On paper, Pete Donnelly and Juston Stens share plenty of parallels. They both call Philadelphia home. They both cut their teeth in quirky, uncompromising independent rock bands (Donnelly in The Figgs and NRBQ; Stens in Dr. Dog). They both went solo in 2011, switching instruments and embracing their inner songwriters in the process. They both love home recording, and both have two albums of delightful, retro-tinged rock under their belts.
So why did it take so long for Donnelly and Stens to tour together? Good question. As the two attested in separate interviews for Folio Weekly, edited together here for clarity, sometimes life works in challenging and mysterious ways.
Folio Weekly: How long and in what capacity have you guys known each other?
Pete Donnelly: I've known of Juston here in Philly for a long time because of his history as Dr. Dog's drummer. As a fellow rhythm guy who's also a songwriter, I could relate to him starting his own band, whose soulful, early rock sound and great energy I love. I don't like it when music lacks fun. Songs can be dark, heavy and twisted, but performing music should be joyful.
Juston Stens: I've only known Pete in person for a month, but we have lots of similarities. We've both played with different groups for a long time, but that clearly isn't the end of our musical lives. Sometimes you just love it so much that you can't stop, and I definitely see that in him. We're destined to do this. Our sound is pretty complementary, as well. My band might be messier or louder or have more vocal harmonies than his, but through and through, it's all rock 'n' roll. We're a pretty good match.
F.W.: Talk about each of your respective experiences playing with a band before branching out as a solo artist.
P.D.: It's great for me because I don't have to commit to anyone's agenda. Playing by yourself is a solitary mission, and I like being able to take advantage of that. I'm trying to explore something new, which I really went for on my new record ["Face the Bird"].

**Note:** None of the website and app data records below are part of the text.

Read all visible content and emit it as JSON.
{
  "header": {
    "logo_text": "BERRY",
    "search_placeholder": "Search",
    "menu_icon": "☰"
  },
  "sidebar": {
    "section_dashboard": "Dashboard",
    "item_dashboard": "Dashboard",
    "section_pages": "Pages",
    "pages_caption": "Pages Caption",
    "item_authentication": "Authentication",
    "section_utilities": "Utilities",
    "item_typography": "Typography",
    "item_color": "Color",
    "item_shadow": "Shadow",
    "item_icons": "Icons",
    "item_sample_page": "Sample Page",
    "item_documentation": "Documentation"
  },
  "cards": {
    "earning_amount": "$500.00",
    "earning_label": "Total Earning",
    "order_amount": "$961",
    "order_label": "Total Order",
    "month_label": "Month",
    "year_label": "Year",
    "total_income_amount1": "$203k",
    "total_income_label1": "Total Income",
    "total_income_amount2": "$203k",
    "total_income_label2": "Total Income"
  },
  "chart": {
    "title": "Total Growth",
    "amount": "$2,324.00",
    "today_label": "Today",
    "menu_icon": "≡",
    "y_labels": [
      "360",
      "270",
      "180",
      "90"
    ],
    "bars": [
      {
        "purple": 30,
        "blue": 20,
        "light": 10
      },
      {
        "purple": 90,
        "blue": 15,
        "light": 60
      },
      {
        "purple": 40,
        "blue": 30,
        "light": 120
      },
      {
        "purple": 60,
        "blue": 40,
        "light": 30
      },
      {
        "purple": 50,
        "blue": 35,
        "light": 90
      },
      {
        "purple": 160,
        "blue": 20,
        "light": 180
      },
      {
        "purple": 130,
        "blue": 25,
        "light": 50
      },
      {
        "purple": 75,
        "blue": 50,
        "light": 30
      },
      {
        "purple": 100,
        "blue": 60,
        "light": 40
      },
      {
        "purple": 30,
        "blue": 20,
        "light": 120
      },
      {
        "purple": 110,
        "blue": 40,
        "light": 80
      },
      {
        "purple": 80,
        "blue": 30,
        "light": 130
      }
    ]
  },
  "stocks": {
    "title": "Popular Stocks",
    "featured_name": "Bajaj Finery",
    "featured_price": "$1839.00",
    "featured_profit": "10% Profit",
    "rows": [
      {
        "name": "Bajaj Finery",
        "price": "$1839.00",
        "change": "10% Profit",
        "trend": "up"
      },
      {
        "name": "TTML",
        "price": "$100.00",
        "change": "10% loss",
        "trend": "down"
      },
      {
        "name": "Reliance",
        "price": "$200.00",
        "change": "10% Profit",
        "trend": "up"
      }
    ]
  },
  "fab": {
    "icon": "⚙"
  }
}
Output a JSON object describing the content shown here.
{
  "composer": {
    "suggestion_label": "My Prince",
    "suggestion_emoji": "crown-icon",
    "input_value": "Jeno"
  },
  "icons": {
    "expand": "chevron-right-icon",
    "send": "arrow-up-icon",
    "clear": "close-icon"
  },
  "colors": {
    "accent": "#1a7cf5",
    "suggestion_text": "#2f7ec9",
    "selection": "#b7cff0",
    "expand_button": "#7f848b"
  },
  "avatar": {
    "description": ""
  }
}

J.S.: Musically, if you can play two instruments, that's going to give you an edge. Pete's a hell of a guitar player, but a lot of his rhythm and feel comes from other things he's played. Some people love being in the background of band, but for me, this is the first project that feels honest, close to home and personal.
F.W.: Both of you have recorded your most recent albums in unconventional ways. Juston, tell us about "Share the Road," which comes out next spring, right?
J.S.: Yes. It was tracked in the fall of 2011, when I rode my motorcycle across the country, stopping in 15 different cities to write, record and connect with different friends who are great musicians. It's much more collaborative than [my debut solo album] "Trash or Treasure," which was just me trying to figure out what to do with myself after six years in Dr. Dog.
F.W.: Pete, didn't Hurricane Sandy throw a wrench in your plans with "Face the Bird"?
P.D.: Absolutely. I set up a studio off-season at the Jersey Shore so I could camp out and record without interruption. I'm a family guy, so my life usually has routine to it, making it hard to fully immerse myself in the music. But here I was trying to be irresponsible, and I kept having challenges that forced me to be responsible again. Then, when I was out of town, the hurricane hit — lucky for me, the guy who owned the building that I was recording in put everything on a couple of tables. So even though water flooded the first floor, all of my stuff survived unscathed. I was so lucky. It made me realize that the challenges we face in life are pretty superficial compared to losing your house or a loved one.
F.W.: Neither of you has a lot of recent experience touring in Florida. Are you excited to get back to the Sunshine State?
J.S.: I haven’t been in about three years. For a lot of the guys in my band, it’s their first time ever, so I’m excited about them enjoying some nice Southern weather and good company.
P.D.: I haven’t been in a while, either. Honestly, it’s probably been at least 15 years since I’ve played in Jacksonville.
F.W.: Pete, you frequently back up Graham Parker, who appeared in the movie "This Is 40" and also has a cult hit, "I'll Never Play Jacksonville Again." That hasn't rubbed off on you, has it?
P.D.: [Laughs.] I didn't know whether to bring that song up. I've certainly played it — I even think I recorded it with Graham. Maybe after this show we can work on getting him back down there.